Students launch video communication app

Shortwave, a video-based, asynchronous communication tool created by a team involving several Stanford students, launched this Thursday in Apple’s App Store.

Nick Manuosos ’14 and Laura Pospisil ’14 helped develop the app in an effort led by Cornell graduates Sean Chen and Aditya Avadhanula. Avadhanula described Shortwave as a mobile, video version of Reddit.

“What we’re trying to do is capture conversations which happen in a community, which usually happens at the end of a blog or something,” he said. “We’re moving that into video. It’s a really easy way to participate in asynchronous conversation anytime, anywhere.”

Shortwave stitches together video responses from different users into one continuous, playable video. Users have the opportunity to vote up or down on videos, and the most popular videos are moved up within the thread.

The website uses a nautical theme for content recommendation. Voting a clip, or an entire thread, down, is called “sinking” it, while recommending it to other users is “floating” it. Content that is recommended by the community will be displayed on the front page, and users will be able to search for what they are interested in through hashtags.

Avadhanula said that the app could serve as an online talent-sharing hub.

“Video is a more compelling media, in which a high percentage of all communication is non-verbal,” he said. “Body language plays an important part.
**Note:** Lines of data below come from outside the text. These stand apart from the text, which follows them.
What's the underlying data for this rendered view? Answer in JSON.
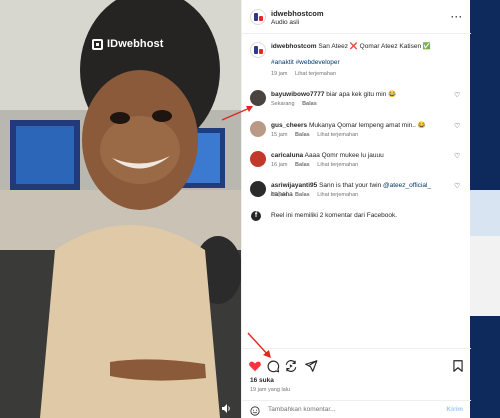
{
  "media": {
    "brand_text": "IDwebhost",
    "brand_icon": "idwebhost-logo-icon"
  },
  "header": {
    "username": "idwebhostcom",
    "subtitle": "Audio asli"
  },
  "caption": {
    "username": "idwebhostcom",
    "text": "San Ateez ❌ Qomar Ateez Katisen ✅",
    "hashtags": "#anaktit #webdeveloper",
    "time": "19 jam",
    "translate": "Lihat terjemahan"
  },
  "comments": [
    {
      "username": "bayuwibowo7777",
      "text": "biar apa kek gitu min 😂",
      "time": "Sekarang",
      "reply": "Balas",
      "translate": ""
    },
    {
      "username": "gus_cheers",
      "text": "Mukanya Qomar lempeng amat min.. 😂",
      "time": "15 jam",
      "reply": "Balas",
      "translate": "Lihat terjemahan"
    },
    {
      "username": "caricaluna",
      "text": "Aaaa Qomr mukee lu jauuu",
      "time": "16 jam",
      "reply": "Balas",
      "translate": "Lihat terjemahan"
    },
    {
      "username": "asriwijayanti95",
      "text_before": "Sann is that your twin ",
      "mention": "@ateez_official",
      "text_after": "_ hahaha",
      "time": "19 jam",
      "reply": "Balas",
      "translate": "Lihat terjemahan"
    }
  ],
  "facebook_note": "Reel ini memiliki 2 komentar dari Facebook.",
  "actions": {
    "likes": "16 suka",
    "time_ago": "19 jam yang lalu"
  },
  "add_comment": {
    "placeholder": "Tambahkan komentar...",
    "post_label": "Kirim"
  },
  "colors": {
    "like_red": "#ff3040",
    "annotation_arrow": "#e0281f",
    "link_blue": "#00376b",
    "post_disabled": "#9ec8f3"
  }
}
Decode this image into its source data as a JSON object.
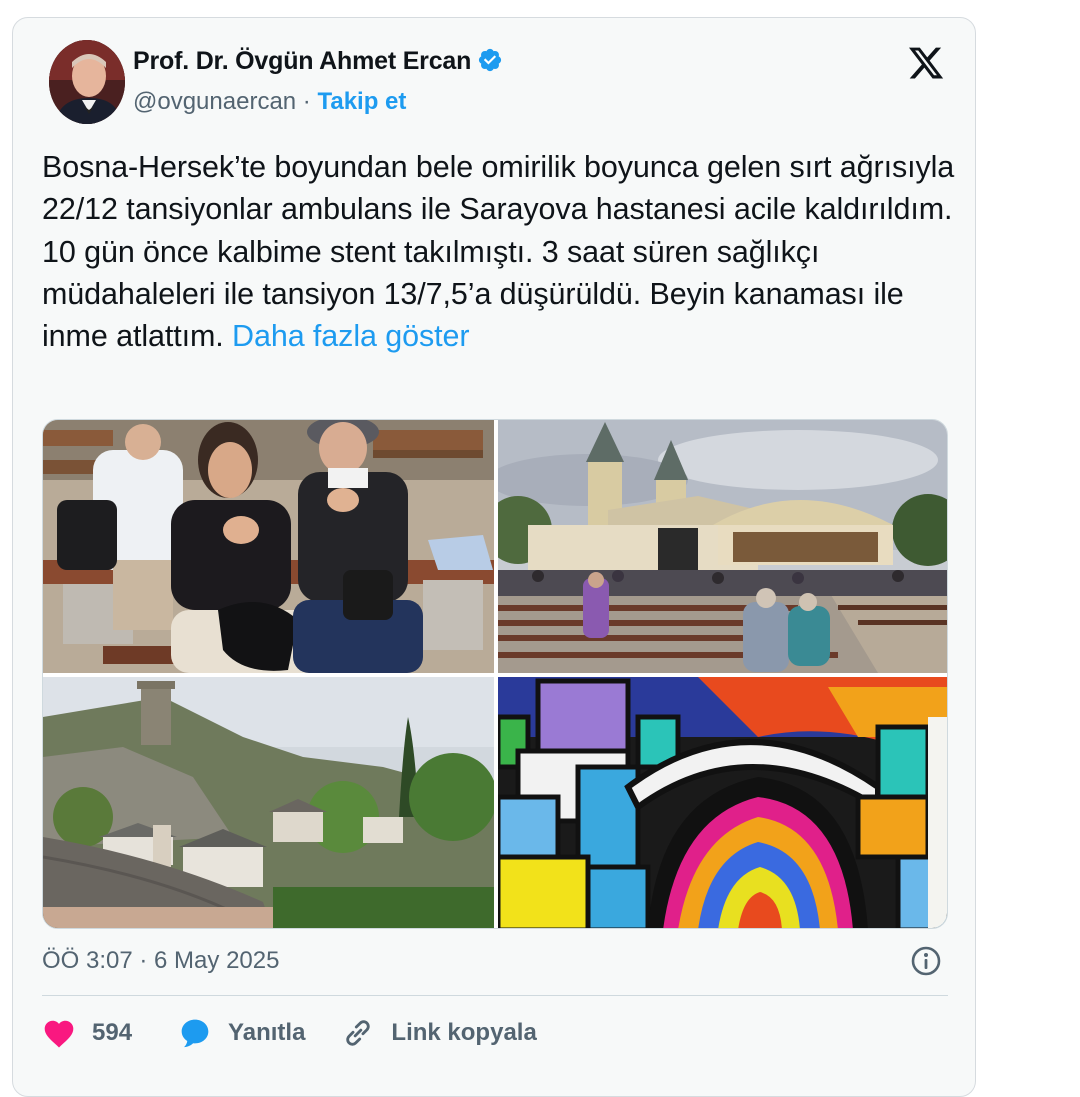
{
  "author": {
    "name": "Prof. Dr. Övgün Ahmet Ercan",
    "handle": "@ovgunaercan",
    "separator": " · ",
    "follow_label": "Takip et"
  },
  "tweet": {
    "text": "Bosna-Hersek’te boyundan bele omirilik boyunca gelen sırt ağrısıyla 22/12 tansiyonlar ambulans ile Sarayova hastanesi acile kaldırıldım. 10 gün  önce kalbime stent takılmıştı. 3 saat süren sağlıkçı müdahaleleri ile tansiyon 13/7,5’a düşürüldü. Beyin kanaması ile inme atlattım. ",
    "show_more_label": "Daha fazla göster",
    "timestamp": "ÖÖ 3:07 · 6 May 2025"
  },
  "actions": {
    "like_count": "594",
    "reply_label": "Yanıtla",
    "copy_link_label": "Link kopyala"
  },
  "icons": {
    "verified": "verified-badge-icon",
    "logo": "x-logo-icon",
    "info": "info-icon",
    "like": "heart-icon",
    "reply": "speech-bubble-icon",
    "link": "link-icon"
  },
  "colors": {
    "accent": "#1d9bf0",
    "like": "#f91880",
    "text": "#0f1419",
    "muted": "#536471",
    "card_bg": "#f7f9f9"
  }
}
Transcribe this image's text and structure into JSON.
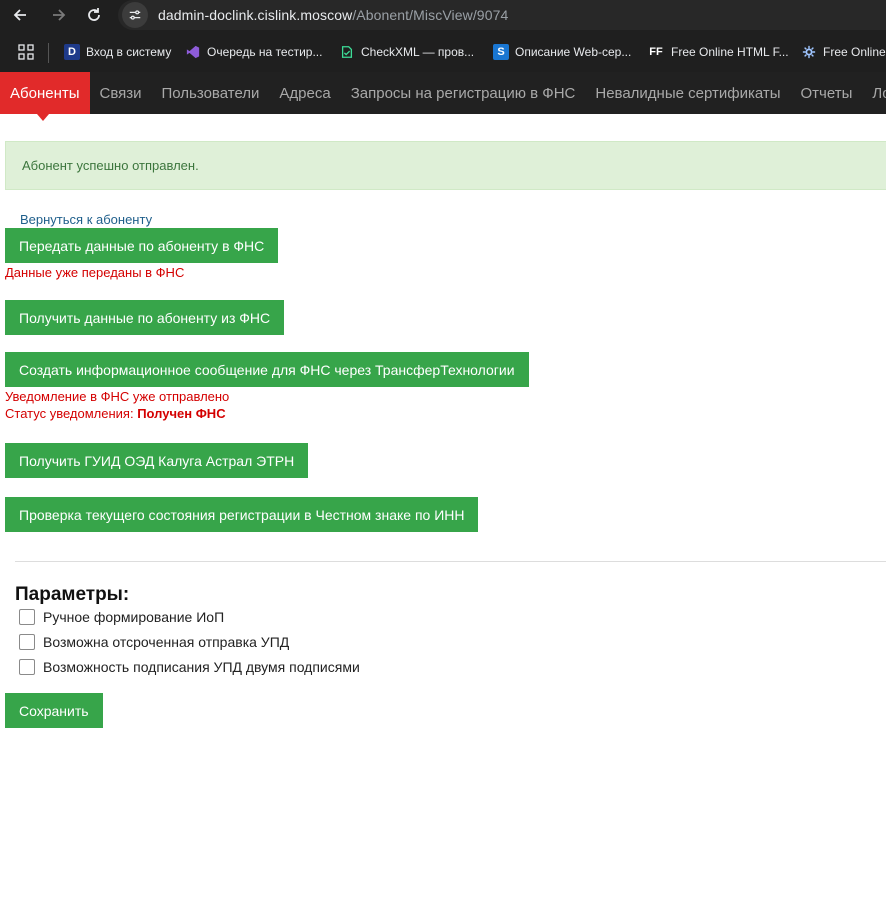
{
  "browser": {
    "url_host": "dadmin-doclink.cislink.moscow",
    "url_path": "/Abonent/MiscView/9074",
    "bookmarks": [
      {
        "label": "Вход в систему",
        "icon": "D"
      },
      {
        "label": "Очередь на тестир...",
        "icon": "vs-logo-icon"
      },
      {
        "label": "CheckXML — пров...",
        "icon": "checkxml-icon"
      },
      {
        "label": "Описание Web-сер...",
        "icon": "S"
      },
      {
        "label": "Free Online HTML F...",
        "icon": "FF"
      },
      {
        "label": "Free Online",
        "icon": "gear-icon"
      }
    ]
  },
  "nav": {
    "items": [
      {
        "label": "Абоненты",
        "active": true
      },
      {
        "label": "Связи"
      },
      {
        "label": "Пользователи"
      },
      {
        "label": "Адреса"
      },
      {
        "label": "Запросы на регистрацию в ФНС"
      },
      {
        "label": "Невалидные сертификаты"
      },
      {
        "label": "Отчеты"
      },
      {
        "label": "Лог о"
      }
    ],
    "accent": "#e12a2a"
  },
  "alert": {
    "text": "Абонент успешно отправлен."
  },
  "back_link": "Вернуться к абоненту",
  "actions": {
    "send_fns": "Передать данные по абоненту в ФНС",
    "send_fns_note": "Данные уже переданы в ФНС",
    "get_fns": "Получить данные по абоненту из ФНС",
    "create_msg": "Создать информационное сообщение для ФНС через ТрансферТехнологии",
    "notice_sent": "Уведомление в ФНС уже отправлено",
    "notice_status_label": "Статус уведомления: ",
    "notice_status_value": "Получен ФНС",
    "get_guid": "Получить ГУИД ОЭД Калуга Астрал ЭТРН",
    "check_chz": "Проверка текущего состояния регистрации в Честном знаке по ИНН",
    "button_color": "#37a54a"
  },
  "params": {
    "title": "Параметры:",
    "options": [
      {
        "label": "Ручное формирование ИоП",
        "checked": false
      },
      {
        "label": "Возможна отсроченная отправка УПД",
        "checked": false
      },
      {
        "label": "Возможность подписания УПД двумя подписями",
        "checked": false
      }
    ],
    "save": "Сохранить"
  }
}
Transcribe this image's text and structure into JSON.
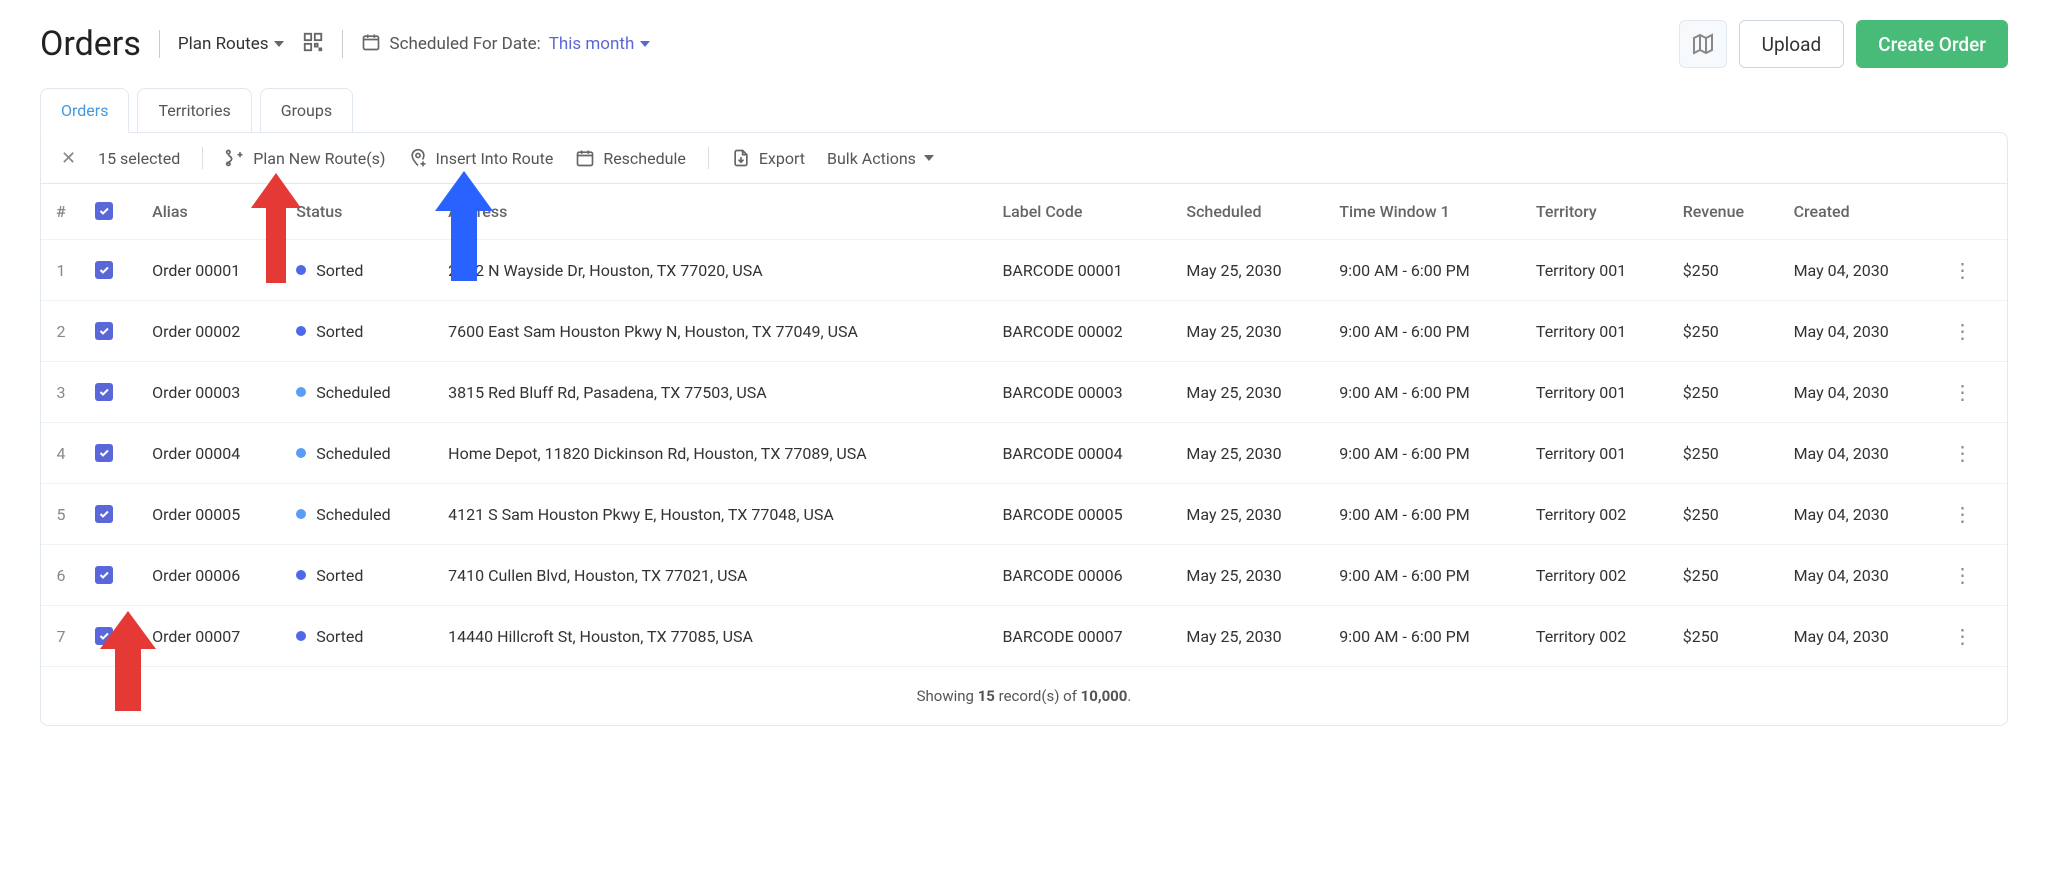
{
  "page_title": "Orders",
  "plan_routes_label": "Plan Routes",
  "scheduled_for_label": "Scheduled For Date:",
  "scheduled_for_value": "This month",
  "upload_label": "Upload",
  "create_order_label": "Create Order",
  "tabs": {
    "orders": "Orders",
    "territories": "Territories",
    "groups": "Groups"
  },
  "selection_count": "15 selected",
  "toolbar": {
    "plan_new": "Plan New Route(s)",
    "insert": "Insert Into Route",
    "reschedule": "Reschedule",
    "export": "Export",
    "bulk": "Bulk Actions"
  },
  "columns": {
    "num": "#",
    "alias": "Alias",
    "status": "Status",
    "address": "Address",
    "label_code": "Label Code",
    "scheduled": "Scheduled",
    "time_window": "Time Window 1",
    "territory": "Territory",
    "revenue": "Revenue",
    "created": "Created"
  },
  "status_labels": {
    "sorted": "Sorted",
    "scheduled": "Scheduled"
  },
  "rows": [
    {
      "n": "1",
      "alias": "Order 00001",
      "status": "sorted",
      "address": "2802 N Wayside Dr, Houston, TX 77020, USA",
      "label": "BARCODE 00001",
      "scheduled": "May 25, 2030",
      "tw": "9:00 AM - 6:00 PM",
      "territory": "Territory 001",
      "revenue": "$250",
      "created": "May 04, 2030"
    },
    {
      "n": "2",
      "alias": "Order 00002",
      "status": "sorted",
      "address": "7600 East Sam Houston Pkwy N, Houston, TX 77049, USA",
      "label": "BARCODE 00002",
      "scheduled": "May 25, 2030",
      "tw": "9:00 AM - 6:00 PM",
      "territory": "Territory 001",
      "revenue": "$250",
      "created": "May 04, 2030"
    },
    {
      "n": "3",
      "alias": "Order 00003",
      "status": "scheduled",
      "address": "3815 Red Bluff Rd, Pasadena, TX 77503, USA",
      "label": "BARCODE 00003",
      "scheduled": "May 25, 2030",
      "tw": "9:00 AM - 6:00 PM",
      "territory": "Territory 001",
      "revenue": "$250",
      "created": "May 04, 2030"
    },
    {
      "n": "4",
      "alias": "Order 00004",
      "status": "scheduled",
      "address": "Home Depot, 11820 Dickinson Rd, Houston, TX 77089, USA",
      "label": "BARCODE 00004",
      "scheduled": "May 25, 2030",
      "tw": "9:00 AM - 6:00 PM",
      "territory": "Territory 001",
      "revenue": "$250",
      "created": "May 04, 2030"
    },
    {
      "n": "5",
      "alias": "Order 00005",
      "status": "scheduled",
      "address": "4121 S Sam Houston Pkwy E, Houston, TX 77048, USA",
      "label": "BARCODE 00005",
      "scheduled": "May 25, 2030",
      "tw": "9:00 AM - 6:00 PM",
      "territory": "Territory 002",
      "revenue": "$250",
      "created": "May 04, 2030"
    },
    {
      "n": "6",
      "alias": "Order 00006",
      "status": "sorted",
      "address": "7410 Cullen Blvd, Houston, TX 77021, USA",
      "label": "BARCODE 00006",
      "scheduled": "May 25, 2030",
      "tw": "9:00 AM - 6:00 PM",
      "territory": "Territory 002",
      "revenue": "$250",
      "created": "May 04, 2030"
    },
    {
      "n": "7",
      "alias": "Order 00007",
      "status": "sorted",
      "address": "14440 Hillcroft St, Houston, TX 77085, USA",
      "label": "BARCODE 00007",
      "scheduled": "May 25, 2030",
      "tw": "9:00 AM - 6:00 PM",
      "territory": "Territory 002",
      "revenue": "$250",
      "created": "May 04, 2030"
    }
  ],
  "footer": {
    "prefix": "Showing ",
    "count": "15",
    "mid": " record(s) of ",
    "total": "10,000",
    "suffix": "."
  },
  "annotation_arrows": {
    "red1_color": "#e53935",
    "blue_color": "#2962ff"
  }
}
There is a lot of talent on YouTube who can participate and show off their talent on Shortwave.”

Manousos said that he has personally used the app to communicate with friends who live overseas.

“I have a lot of friends who are international students, and when they were back [home], it was great to talk to them [through the app],” Manousos said. “It was great that we didn’t all have to be online [at the same time].”

Pospisil said that the app would help to facilitate communication among on-campus groups.

“It’s really great for student organizations, sports teams and the like,” she said.

According to Manousos, Shortwave plans to eventually release an app for Android. For now, however, the team is focused on gathering initial user feedback.

“Since we’ve released the app on the market, we have received a lot of positive feedback,” Manousos said. “We’re really excited.”

About Nitish Kulkarni

Nitish is a Deputy Desk Editor at The Stanford Daily. He is a sophomore majoring in Mechanical Engineering, and he is interested in writing about technology and research.